Exercise requirements
In full and without change, retype the records.

Data entries

━━━━━━

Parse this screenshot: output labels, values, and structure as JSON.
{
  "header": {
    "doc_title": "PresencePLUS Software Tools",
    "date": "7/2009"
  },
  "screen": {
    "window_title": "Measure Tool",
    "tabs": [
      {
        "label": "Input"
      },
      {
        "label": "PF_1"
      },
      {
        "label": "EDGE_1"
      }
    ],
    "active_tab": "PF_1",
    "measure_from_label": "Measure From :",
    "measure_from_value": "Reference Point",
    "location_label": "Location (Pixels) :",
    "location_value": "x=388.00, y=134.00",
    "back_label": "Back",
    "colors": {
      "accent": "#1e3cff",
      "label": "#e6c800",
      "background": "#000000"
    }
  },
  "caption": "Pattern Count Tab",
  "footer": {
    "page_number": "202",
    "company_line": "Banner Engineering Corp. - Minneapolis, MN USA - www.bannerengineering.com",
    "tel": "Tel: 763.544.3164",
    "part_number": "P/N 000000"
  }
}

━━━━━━

Result of the task
Parse this screenshot: output labels, values, and structure as JSON.
{
  "header": {
    "doc_title": "PresencePLUS Software Tools",
    "date": "7/2009"
  },
  "screen": {
    "window_title": "Measure Tool",
    "tabs": [
      {
        "label": "Input"
      },
      {
        "label": "PF_1"
      },
      {
        "label": "EDGE_1"
      }
    ],
    "active_tab": "PF_1",
    "measure_from_label": "Measure From :",
    "measure_from_value": "Reference Point",
    "location_label": "Location (Pixels) :",
    "location_value": "x=388.00, y=134.00",
    "back_label": "Back",
    "colors": {
      "accent": "#1e3cff",
      "label": "#e6c800",
      "background": "#000000"
    }
  },
  "caption": "Pattern Count Tab",
  "footer": {
    "page_number": "202",
    "company_line": "Banner Engineering Corp. - Minneapolis, MN USA - www.bannerengineering.com",
    "tel": "Tel: 763.544.3164",
    "part_number": "P/N 000000"
  }
}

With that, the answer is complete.